Swallow that spitting poison, Roach Boy. Psycho looked serious. More backbone there than Casper had ever dreamed, and for the sake of a scratch against this iron he presented, it wasn’t worth missing a chance. Casper’s heart knocked against his ribs and he swallowed around the dryness in his mouth.
His throat hurt. Right down in that weird place that Jack had never been able to understand hurting. The ripping sensation he got when he screamed too hard or long. Casper pressed his lips together and rubbed his hand over his throat.
“Why is this happening to me?”
It was a whisper. His lips barely moved and Cain either didn’t hear or chose to ignore it.
What did he want? Give me dope. Let me go. Let me die. No deal this time, Roach Boy. The buzzer sounds but it’s not a happy noise, so what’s the right answer?
Louder, Casper said, “I want to go out.” Not that his voice even scratched above the wind.
Immediately, Cain snorted, the impassive mask turning to one of derisive humour. “Well, look at that, love. Here I’d thought you weren’t bloody stupid, but it looks like—”
“Not let go.” Casper bared his teeth and crept closer. Did it as if he was trying to be intimidating with all this five foot not-even-quite-a-half and not just closing the distance for his voice to travel. “Not that that should be stupid, you fucking nut. I wanna go out.”
Cain’s lips tightened. “You are—“
“I’m sick of being in here! It’s the same fucking day over and over and you’re never here and I’m going crazy!”
It wasn’t as if Casper had actually had friends. None worth the name, and only a handful that could take it for lack of a better moniker, all of whom he saw exclusively out getting fucked up. But it wasn’t the point. It wasn’t about loneliness; it was freedom. So, so many days he’d spent as drifting flotsam on the scum-choked currents of the city streets, and he hated the clamouring noise and the chaos, but sometimes, he stumbled onto something a little more.
A quiet coffee shop, a garden where the overhanging trees muffled the noise, a cat curled up beneath a post box.
Now he was trapped here with one man, some nutcase fucking lunatic, going absolutely cabin fever fucking crazy.
And let’s not touch on ‘you’re never here’, cretin.
A touch of wetness brushed Casper’s cheek.

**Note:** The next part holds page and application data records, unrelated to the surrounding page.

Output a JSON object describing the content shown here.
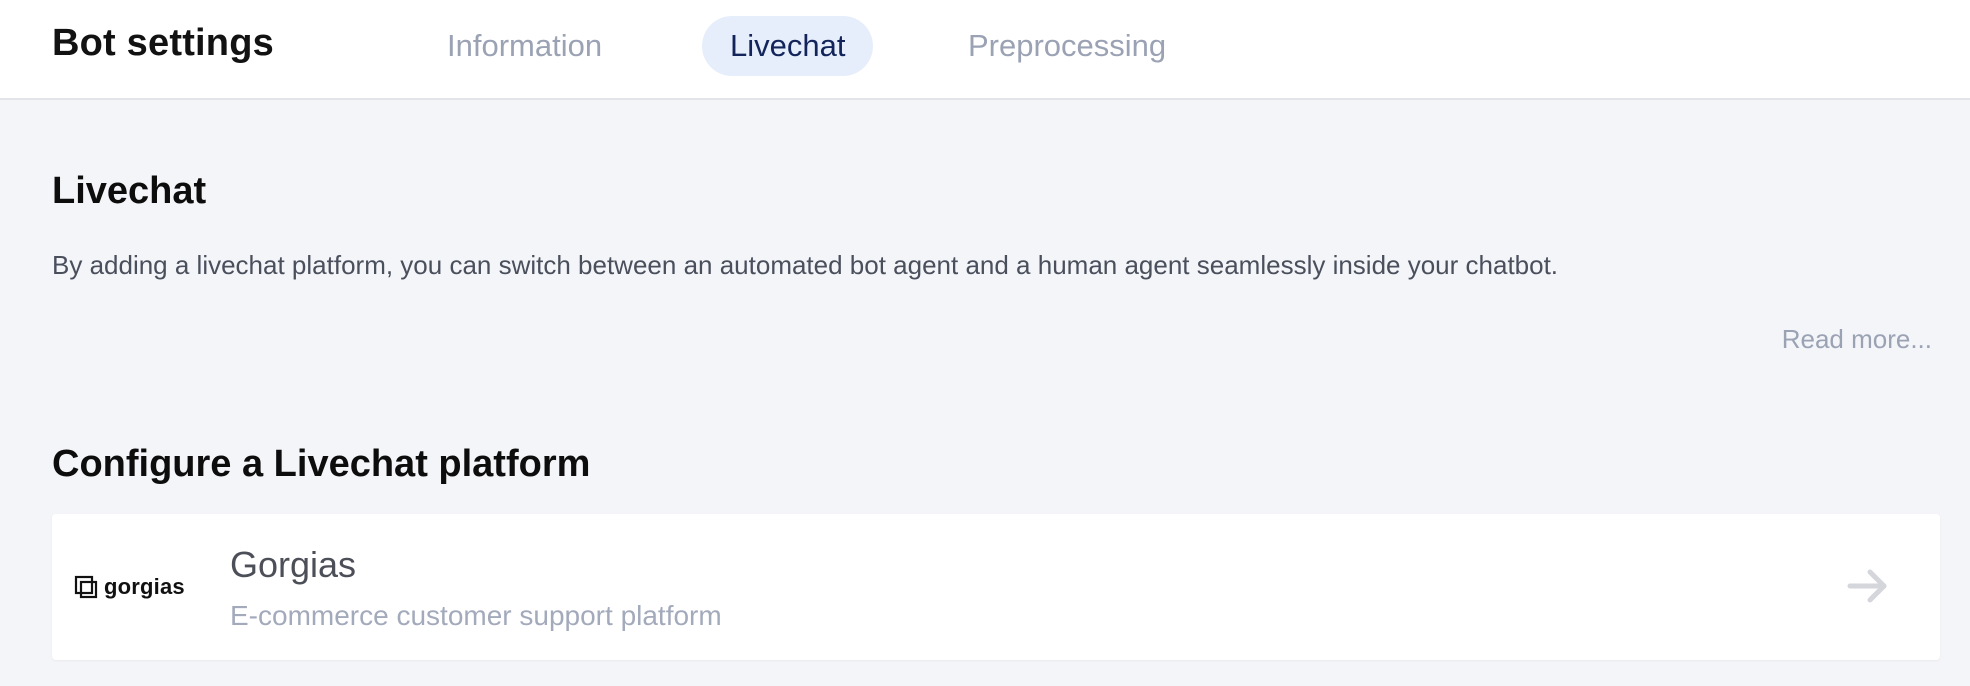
{
  "header": {
    "title": "Bot settings",
    "tabs": [
      {
        "label": "Information",
        "active": false
      },
      {
        "label": "Livechat",
        "active": true
      },
      {
        "label": "Preprocessing",
        "active": false
      }
    ]
  },
  "livechat": {
    "heading": "Livechat",
    "description": "By adding a livechat platform, you can switch between an automated bot agent and a human agent seamlessly inside your chatbot.",
    "read_more": "Read more..."
  },
  "configure": {
    "heading": "Configure a Livechat platform",
    "platforms": [
      {
        "logo_text": "gorgias",
        "logo_icon": "gorgias-logo-icon",
        "name": "Gorgias",
        "description": "E-commerce customer support platform",
        "action_icon": "arrow-right-icon"
      }
    ]
  },
  "colors": {
    "background": "#f4f5f9",
    "active_tab_bg": "#e6eefc",
    "active_tab_text": "#13245a",
    "muted_text": "#9aa2b4"
  }
}
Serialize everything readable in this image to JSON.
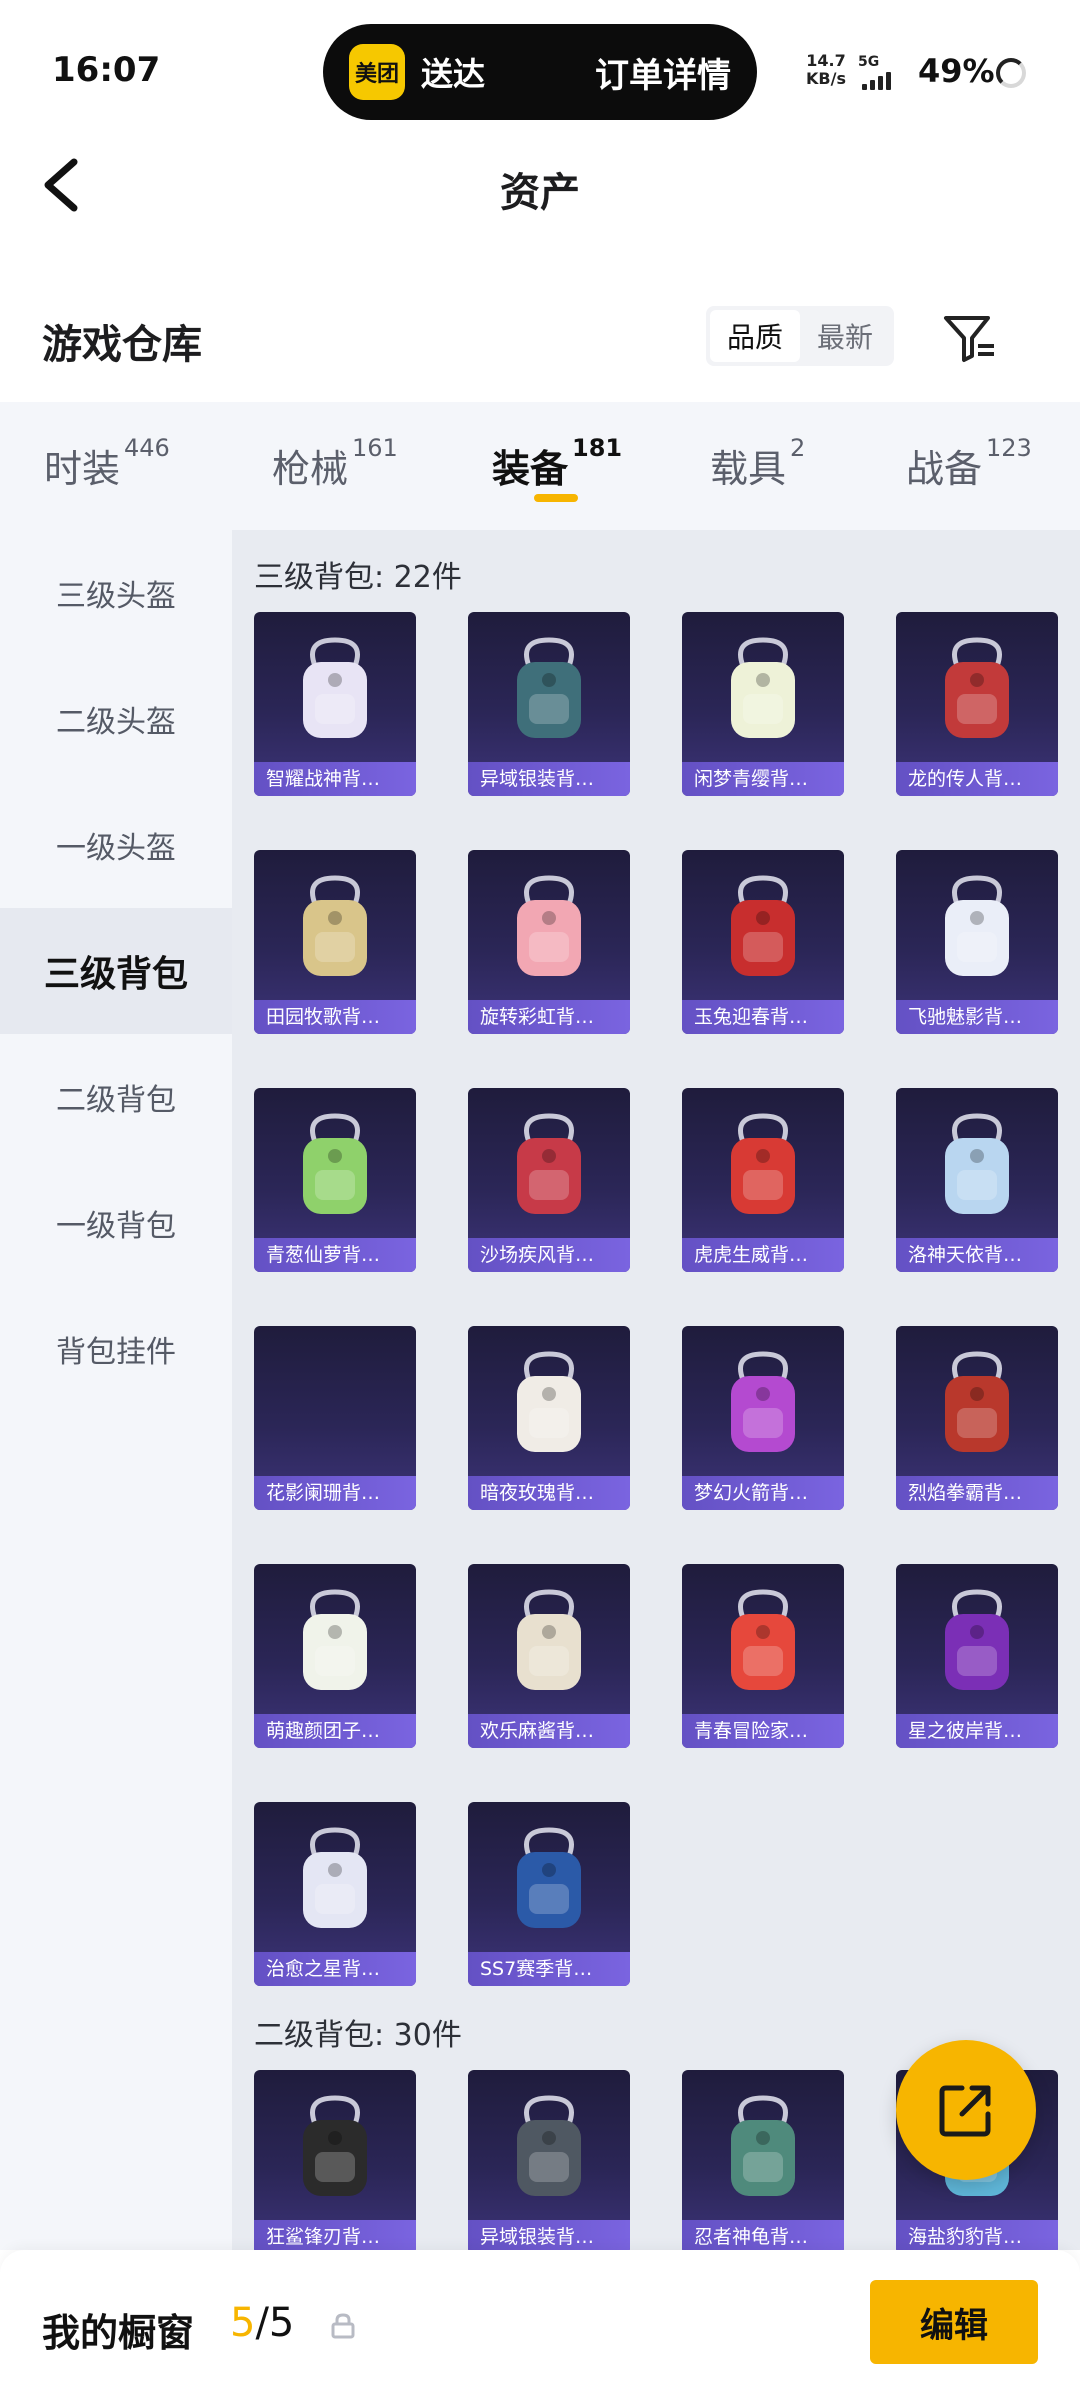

Good excuse to look away from the knives Cain wielded against him with that gaze. The clouds still brooded low and as Casper turned his face up, another two droplets splashed against his skin. Quicker, they came. Eager to escape the greedy hold of the clouds, but their flight ended only in death dashed against the unforgiving earth. Casper opened his mouth and one broke against his tongue.
Their suicide tasted so sweet.
With a sharp hiss between his teeth, Cain relented. “Fine. You want to go outside? I’ll take you outside. We’ll go back to your flat and get everything I’ve missed, how’s that?”
Casper’s heart lurched. Out. Out. The word blazed in his mind like fireworks lit up the outlines of those three splendid letters, and the possibilities smacked him so hard his mind just stopped. He hadn’t even been angling for that when he asked, but now it was there and … the city. The crowds and the chaos and the infinite places to get lost. It … It couldn’t actually be that—
A sharp, acerbic laugh slapped him back the other way, into the reality of the wind like knives against his cheeks and Cain’s brooding figure cut against the sky. His lips twisted into something cruel and an unfamiliar darkness lurked behind his eyes.
“I’m not that stupid, before you get any ideas. Pet wants a walk, pet stays on a leash.” And as if to prove a point, a cold beyond all that raked on the winter air curled around Casper’s throat, a breath, a promise, snuffing out the brief candle of hope. “Tomorrow at nine. Take it or leave it, Cas. You’ll get nothing better, especially when you’re being such a foul little brat.”
And with that, he stalked away. Every wind-strewn branch that he passed swept into the air as if whipped up by a tornado and rocketed into the distance in a streak of black malaise.